• YOUR GOAL:
The answer must consist of every line in the records that contains the word "title".

* * *

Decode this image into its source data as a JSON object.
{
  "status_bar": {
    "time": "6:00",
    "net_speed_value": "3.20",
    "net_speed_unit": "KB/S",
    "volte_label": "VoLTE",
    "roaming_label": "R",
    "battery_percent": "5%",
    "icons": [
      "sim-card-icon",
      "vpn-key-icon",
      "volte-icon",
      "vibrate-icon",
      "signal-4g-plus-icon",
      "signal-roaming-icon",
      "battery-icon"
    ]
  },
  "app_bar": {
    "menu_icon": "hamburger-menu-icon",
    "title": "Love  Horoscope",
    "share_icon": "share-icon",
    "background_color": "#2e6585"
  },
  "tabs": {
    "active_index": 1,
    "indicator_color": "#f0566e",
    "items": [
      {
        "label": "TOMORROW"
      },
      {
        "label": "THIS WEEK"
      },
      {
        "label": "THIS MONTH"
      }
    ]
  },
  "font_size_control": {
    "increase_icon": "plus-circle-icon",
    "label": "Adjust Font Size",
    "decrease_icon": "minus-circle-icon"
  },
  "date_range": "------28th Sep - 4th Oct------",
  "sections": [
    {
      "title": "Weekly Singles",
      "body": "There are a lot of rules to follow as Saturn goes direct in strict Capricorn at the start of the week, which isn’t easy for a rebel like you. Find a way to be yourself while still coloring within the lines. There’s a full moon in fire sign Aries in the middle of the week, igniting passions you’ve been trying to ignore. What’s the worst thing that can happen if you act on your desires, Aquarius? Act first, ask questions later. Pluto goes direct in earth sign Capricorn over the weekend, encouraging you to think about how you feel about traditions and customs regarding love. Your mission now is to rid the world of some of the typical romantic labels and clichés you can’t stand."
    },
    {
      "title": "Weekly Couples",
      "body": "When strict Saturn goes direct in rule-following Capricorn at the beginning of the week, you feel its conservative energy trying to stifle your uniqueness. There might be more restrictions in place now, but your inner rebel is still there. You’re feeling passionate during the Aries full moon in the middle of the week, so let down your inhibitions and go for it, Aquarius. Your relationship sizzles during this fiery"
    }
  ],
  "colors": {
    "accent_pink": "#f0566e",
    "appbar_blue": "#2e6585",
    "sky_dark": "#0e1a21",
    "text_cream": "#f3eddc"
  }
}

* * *

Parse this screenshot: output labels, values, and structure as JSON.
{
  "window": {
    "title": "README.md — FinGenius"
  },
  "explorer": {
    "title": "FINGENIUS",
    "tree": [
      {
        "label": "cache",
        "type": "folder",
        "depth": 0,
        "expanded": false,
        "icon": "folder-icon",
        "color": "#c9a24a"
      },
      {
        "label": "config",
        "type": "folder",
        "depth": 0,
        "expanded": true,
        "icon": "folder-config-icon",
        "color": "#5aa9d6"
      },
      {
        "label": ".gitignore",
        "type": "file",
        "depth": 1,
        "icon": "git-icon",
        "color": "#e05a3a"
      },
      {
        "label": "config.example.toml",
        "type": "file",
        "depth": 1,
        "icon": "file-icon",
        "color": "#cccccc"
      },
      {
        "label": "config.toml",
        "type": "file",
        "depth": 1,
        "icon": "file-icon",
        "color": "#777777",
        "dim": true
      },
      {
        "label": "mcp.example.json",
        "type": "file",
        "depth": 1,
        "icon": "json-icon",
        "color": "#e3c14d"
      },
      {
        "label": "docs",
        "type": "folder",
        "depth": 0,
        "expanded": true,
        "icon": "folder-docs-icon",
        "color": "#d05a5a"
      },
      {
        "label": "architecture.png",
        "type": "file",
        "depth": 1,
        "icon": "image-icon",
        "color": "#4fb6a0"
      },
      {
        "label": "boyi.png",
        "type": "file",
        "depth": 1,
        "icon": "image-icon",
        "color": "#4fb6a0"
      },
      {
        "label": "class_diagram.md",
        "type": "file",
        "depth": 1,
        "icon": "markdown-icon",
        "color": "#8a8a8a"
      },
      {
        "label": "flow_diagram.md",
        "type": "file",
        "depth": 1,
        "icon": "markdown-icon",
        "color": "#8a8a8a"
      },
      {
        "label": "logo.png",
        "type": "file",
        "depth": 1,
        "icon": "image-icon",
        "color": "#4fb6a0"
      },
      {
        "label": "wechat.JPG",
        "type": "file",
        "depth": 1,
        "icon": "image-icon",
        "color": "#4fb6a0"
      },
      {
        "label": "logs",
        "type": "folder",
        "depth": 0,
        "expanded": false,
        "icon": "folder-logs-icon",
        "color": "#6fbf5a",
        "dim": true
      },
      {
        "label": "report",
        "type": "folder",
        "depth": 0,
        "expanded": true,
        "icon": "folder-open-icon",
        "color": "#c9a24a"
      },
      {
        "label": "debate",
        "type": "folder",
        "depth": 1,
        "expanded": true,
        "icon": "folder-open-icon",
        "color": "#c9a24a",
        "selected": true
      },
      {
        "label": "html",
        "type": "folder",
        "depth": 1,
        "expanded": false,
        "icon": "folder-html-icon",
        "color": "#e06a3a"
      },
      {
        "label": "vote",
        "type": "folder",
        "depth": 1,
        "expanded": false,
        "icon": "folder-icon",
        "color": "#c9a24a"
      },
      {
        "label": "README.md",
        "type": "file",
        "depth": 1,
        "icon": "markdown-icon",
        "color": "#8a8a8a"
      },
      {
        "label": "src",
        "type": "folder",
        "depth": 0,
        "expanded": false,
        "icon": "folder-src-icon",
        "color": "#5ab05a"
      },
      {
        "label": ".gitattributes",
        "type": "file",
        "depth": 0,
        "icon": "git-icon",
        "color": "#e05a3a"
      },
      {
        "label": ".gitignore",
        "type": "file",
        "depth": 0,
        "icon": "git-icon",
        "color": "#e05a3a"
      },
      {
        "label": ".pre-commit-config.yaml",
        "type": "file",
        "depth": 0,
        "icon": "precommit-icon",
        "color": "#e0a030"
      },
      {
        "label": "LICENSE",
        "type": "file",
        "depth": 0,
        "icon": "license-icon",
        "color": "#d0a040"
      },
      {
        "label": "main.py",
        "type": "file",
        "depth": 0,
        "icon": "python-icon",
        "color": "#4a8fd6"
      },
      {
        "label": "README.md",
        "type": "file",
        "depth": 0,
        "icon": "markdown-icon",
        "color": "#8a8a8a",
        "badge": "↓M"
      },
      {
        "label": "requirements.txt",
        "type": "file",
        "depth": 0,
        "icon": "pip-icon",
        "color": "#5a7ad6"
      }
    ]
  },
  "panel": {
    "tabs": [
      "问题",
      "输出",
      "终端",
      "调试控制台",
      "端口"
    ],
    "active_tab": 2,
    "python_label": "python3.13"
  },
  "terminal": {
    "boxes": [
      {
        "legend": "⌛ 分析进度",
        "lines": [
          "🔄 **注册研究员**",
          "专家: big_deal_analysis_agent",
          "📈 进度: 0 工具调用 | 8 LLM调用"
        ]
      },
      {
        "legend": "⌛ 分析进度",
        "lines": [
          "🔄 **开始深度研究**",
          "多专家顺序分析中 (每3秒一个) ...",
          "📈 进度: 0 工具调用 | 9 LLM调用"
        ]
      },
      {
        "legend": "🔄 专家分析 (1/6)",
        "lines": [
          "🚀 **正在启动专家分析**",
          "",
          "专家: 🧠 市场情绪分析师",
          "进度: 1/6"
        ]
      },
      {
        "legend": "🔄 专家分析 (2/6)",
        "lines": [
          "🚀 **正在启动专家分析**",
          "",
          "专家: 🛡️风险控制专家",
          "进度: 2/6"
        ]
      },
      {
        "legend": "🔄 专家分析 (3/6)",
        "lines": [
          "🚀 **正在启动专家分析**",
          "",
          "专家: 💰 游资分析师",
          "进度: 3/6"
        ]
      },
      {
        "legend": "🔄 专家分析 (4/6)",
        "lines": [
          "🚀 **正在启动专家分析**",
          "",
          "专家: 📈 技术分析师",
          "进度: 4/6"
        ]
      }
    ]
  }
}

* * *

• COMPLETED TASK:
    "title": "Love  Horoscope",
      "title": "Weekly Singles",
      "title": "Weekly Couples",
    "title": "README.md — FinGenius"
    "title": "FINGENIUS",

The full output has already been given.